We all had a great time working with and through the Samorost games over this last month. What I found myself wondering though, was why it had such an impact on the students’ writing. Was it just a case of grabbing their collective imagination, was it that they worked on the game as a class – problem solving together and collectively solving the game, or was it the fact that it was a game that the students found so engaging?
The class and I used De Bono’s thinking hats to organize our thoughts about the games (see previous post and individual student posts) but this didn’t really answer my questions.
I have explored narratives with many age groups over the years: we’ve used stories and texts to inspire, we’ve looked at paintings and pictures to set scenes and watched movies to see characters and explore story lines. I have always tried to share whatever was available to help my students “put pictures and experiences in their heads” to use in their writing. Sometimes results were encouraging, but never has the quality of ALL student writing been as high as it was this month, using Samorost.
Tim Rylands’ blog and website are inspirational, and his success with using MYST with students to help their creative writing encouraged me to have a go at using some form of game to try out his ideas – albeit in a small and isolated way.
So I knew that this had been tried before, that success had been documented before, but still no real why was this so?
What often happens when I’m unsure about things: I ask my class what they think.
This is what they came up with:
- the scenes and environments are out of the ordinary – they appeal to you because they are different/ unexpected
- the environments show great detail which you can describe
- you are within the scene, not static, there are hidden things that you don’t expect
- it is surprising – keeps you active
- the game aspects – you think differently in a game rather than in a book – you are actually DOING IT
- it could really be happening to you
- you are part of what is happening
- you control where you go – in a picture or book you have to stay where the character is
- you choose what happens to you – you make the adventure
- the sounds give you the mood and the atmosphere
- it’s interactive – you use all of your senses
Interesting, don’t you think?
Games are very important to these students.

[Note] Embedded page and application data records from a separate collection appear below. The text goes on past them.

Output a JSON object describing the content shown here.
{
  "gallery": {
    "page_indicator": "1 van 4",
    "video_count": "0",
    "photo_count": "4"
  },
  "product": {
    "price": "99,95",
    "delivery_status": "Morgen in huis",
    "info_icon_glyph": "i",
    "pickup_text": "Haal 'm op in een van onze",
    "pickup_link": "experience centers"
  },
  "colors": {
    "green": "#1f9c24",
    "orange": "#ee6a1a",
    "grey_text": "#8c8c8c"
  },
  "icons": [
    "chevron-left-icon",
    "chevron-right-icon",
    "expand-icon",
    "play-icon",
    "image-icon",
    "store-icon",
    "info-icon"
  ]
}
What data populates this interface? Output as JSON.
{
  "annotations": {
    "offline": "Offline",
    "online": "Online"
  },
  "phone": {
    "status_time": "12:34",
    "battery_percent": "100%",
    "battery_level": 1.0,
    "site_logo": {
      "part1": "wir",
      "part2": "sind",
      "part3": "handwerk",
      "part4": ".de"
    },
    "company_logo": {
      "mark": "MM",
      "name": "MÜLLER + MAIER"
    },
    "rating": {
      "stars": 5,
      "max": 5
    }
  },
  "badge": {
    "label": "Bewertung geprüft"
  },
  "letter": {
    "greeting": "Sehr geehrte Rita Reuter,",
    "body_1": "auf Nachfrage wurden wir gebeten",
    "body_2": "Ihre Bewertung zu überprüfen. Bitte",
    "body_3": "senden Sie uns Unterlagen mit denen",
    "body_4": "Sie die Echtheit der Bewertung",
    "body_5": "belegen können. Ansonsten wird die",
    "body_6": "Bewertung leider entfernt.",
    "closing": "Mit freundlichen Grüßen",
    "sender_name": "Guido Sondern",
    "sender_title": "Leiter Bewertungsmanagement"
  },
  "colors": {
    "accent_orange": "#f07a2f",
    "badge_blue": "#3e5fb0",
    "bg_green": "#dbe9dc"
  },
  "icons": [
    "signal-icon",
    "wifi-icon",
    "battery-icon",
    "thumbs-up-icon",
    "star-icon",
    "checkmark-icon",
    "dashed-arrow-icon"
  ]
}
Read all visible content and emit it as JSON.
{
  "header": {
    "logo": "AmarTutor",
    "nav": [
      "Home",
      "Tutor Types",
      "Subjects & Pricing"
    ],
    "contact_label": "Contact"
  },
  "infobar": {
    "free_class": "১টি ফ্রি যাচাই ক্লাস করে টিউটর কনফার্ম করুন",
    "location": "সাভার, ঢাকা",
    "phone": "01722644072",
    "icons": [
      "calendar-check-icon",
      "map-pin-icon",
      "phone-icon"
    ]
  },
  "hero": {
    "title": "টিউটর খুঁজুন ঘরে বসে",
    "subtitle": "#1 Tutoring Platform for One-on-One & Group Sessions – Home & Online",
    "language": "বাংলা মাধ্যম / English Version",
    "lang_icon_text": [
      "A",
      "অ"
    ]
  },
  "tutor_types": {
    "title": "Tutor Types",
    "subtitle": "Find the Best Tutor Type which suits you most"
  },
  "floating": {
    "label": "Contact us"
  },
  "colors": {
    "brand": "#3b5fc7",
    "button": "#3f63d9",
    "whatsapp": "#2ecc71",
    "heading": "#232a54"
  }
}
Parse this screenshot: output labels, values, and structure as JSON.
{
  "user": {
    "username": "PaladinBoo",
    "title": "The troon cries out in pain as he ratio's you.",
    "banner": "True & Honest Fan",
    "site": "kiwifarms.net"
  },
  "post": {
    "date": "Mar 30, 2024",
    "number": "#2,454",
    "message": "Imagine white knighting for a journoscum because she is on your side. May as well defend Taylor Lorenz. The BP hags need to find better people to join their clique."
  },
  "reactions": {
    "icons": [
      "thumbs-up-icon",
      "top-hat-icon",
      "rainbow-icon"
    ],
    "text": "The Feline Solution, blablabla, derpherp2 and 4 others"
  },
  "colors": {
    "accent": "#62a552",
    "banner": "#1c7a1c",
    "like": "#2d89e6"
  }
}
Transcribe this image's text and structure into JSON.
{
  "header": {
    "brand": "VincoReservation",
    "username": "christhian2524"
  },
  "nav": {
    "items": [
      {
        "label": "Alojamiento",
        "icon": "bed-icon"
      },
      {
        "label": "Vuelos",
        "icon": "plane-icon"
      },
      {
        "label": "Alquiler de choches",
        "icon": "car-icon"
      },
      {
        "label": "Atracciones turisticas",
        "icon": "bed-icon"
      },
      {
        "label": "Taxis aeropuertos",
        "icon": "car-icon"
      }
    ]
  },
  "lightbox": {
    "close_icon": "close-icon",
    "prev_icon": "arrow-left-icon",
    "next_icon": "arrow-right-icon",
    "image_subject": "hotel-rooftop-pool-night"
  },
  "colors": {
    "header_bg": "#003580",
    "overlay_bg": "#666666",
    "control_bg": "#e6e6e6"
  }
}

They like being the centre of the game, in control, and making decisions. It gives them the experiences that they could possibly write about. They have sensory experiences to recall, they have scenery to describe, choices they’ve made, places they have explored. Experiences ready and waiting to be articulated, discussed, expanded upon, labelled, thought about, talked about, shared and finally written about. Cool!